WORK ORDER –
Produce all the records again exactly as they stand.

Element data from apps and pages –
++++++++++++++++++++

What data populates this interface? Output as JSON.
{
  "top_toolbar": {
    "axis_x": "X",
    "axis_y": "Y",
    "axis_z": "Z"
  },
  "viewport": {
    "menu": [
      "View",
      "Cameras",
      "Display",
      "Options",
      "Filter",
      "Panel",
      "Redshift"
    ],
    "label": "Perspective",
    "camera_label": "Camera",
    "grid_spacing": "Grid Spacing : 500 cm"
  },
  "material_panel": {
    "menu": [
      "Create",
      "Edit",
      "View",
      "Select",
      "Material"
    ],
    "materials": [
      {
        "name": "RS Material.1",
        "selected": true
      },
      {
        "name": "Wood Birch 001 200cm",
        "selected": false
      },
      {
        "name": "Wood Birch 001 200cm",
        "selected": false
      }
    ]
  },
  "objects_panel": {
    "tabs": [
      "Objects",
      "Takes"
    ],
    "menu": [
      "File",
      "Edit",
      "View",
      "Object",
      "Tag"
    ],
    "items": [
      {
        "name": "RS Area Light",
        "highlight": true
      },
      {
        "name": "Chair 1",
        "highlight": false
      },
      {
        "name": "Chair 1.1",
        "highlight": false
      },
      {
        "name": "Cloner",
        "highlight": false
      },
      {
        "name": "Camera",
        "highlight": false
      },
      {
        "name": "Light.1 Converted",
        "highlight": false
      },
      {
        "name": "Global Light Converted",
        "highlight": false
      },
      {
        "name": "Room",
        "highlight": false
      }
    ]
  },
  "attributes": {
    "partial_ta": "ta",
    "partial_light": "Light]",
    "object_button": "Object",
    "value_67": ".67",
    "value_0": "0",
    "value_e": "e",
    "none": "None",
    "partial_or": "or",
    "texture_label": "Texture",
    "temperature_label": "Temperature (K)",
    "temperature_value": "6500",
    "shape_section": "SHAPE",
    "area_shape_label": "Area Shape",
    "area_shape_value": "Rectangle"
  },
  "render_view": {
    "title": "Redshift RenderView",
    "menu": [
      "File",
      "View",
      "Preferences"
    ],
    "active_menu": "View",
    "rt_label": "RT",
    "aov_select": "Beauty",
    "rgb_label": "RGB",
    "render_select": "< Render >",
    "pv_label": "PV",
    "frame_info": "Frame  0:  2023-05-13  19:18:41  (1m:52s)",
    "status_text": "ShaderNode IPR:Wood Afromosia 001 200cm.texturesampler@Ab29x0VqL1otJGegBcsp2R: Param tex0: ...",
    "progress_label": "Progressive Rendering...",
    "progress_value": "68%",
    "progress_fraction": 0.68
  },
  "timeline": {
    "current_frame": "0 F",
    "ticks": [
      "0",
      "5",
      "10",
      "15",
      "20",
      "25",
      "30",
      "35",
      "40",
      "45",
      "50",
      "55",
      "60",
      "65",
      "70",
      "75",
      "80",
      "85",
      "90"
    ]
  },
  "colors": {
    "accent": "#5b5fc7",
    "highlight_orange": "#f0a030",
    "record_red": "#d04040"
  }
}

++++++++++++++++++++

TASK OUTPUT –
What data populates this interface? Output as JSON.
{
  "top_toolbar": {
    "axis_x": "X",
    "axis_y": "Y",
    "axis_z": "Z"
  },
  "viewport": {
    "menu": [
      "View",
      "Cameras",
      "Display",
      "Options",
      "Filter",
      "Panel",
      "Redshift"
    ],
    "label": "Perspective",
    "camera_label": "Camera",
    "grid_spacing": "Grid Spacing : 500 cm"
  },
  "material_panel": {
    "menu": [
      "Create",
      "Edit",
      "View",
      "Select",
      "Material"
    ],
    "materials": [
      {
        "name": "RS Material.1",
        "selected": true
      },
      {
        "name": "Wood Birch 001 200cm",
        "selected": false
      },
      {
        "name": "Wood Birch 001 200cm",
        "selected": false
      }
    ]
  },
  "objects_panel": {
    "tabs": [
      "Objects",
      "Takes"
    ],
    "menu": [
      "File",
      "Edit",
      "View",
      "Object",
      "Tag"
    ],
    "items": [
      {
        "name": "RS Area Light",
        "highlight": true
      },
      {
        "name": "Chair 1",
        "highlight": false
      },
      {
        "name": "Chair 1.1",
        "highlight": false
      },
      {
        "name": "Cloner",
        "highlight": false
      },
      {
        "name": "Camera",
        "highlight": false
      },
      {
        "name": "Light.1 Converted",
        "highlight": false
      },
      {
        "name": "Global Light Converted",
        "highlight": false
      },
      {
        "name": "Room",
        "highlight": false
      }
    ]
  },
  "attributes": {
    "partial_ta": "ta",
    "partial_light": "Light]",
    "object_button": "Object",
    "value_67": ".67",
    "value_0": "0",
    "value_e": "e",
    "none": "None",
    "partial_or": "or",
    "texture_label": "Texture",
    "temperature_label": "Temperature (K)",
    "temperature_value": "6500",
    "shape_section": "SHAPE",
    "area_shape_label": "Area Shape",
    "area_shape_value": "Rectangle"
  },
  "render_view": {
    "title": "Redshift RenderView",
    "menu": [
      "File",
      "View",
      "Preferences"
    ],
    "active_menu": "View",
    "rt_label": "RT",
    "aov_select": "Beauty",
    "rgb_label": "RGB",
    "render_select": "< Render >",
    "pv_label": "PV",
    "frame_info": "Frame  0:  2023-05-13  19:18:41  (1m:52s)",
    "status_text": "ShaderNode IPR:Wood Afromosia 001 200cm.texturesampler@Ab29x0VqL1otJGegBcsp2R: Param tex0: ...",
    "progress_label": "Progressive Rendering...",
    "progress_value": "68%",
    "progress_fraction": 0.68
  },
  "timeline": {
    "current_frame": "0 F",
    "ticks": [
      "0",
      "5",
      "10",
      "15",
      "20",
      "25",
      "30",
      "35",
      "40",
      "45",
      "50",
      "55",
      "60",
      "65",
      "70",
      "75",
      "80",
      "85",
      "90"
    ]
  },
  "colors": {
    "accent": "#5b5fc7",
    "highlight_orange": "#f0a030",
    "record_red": "#d04040"
  }
}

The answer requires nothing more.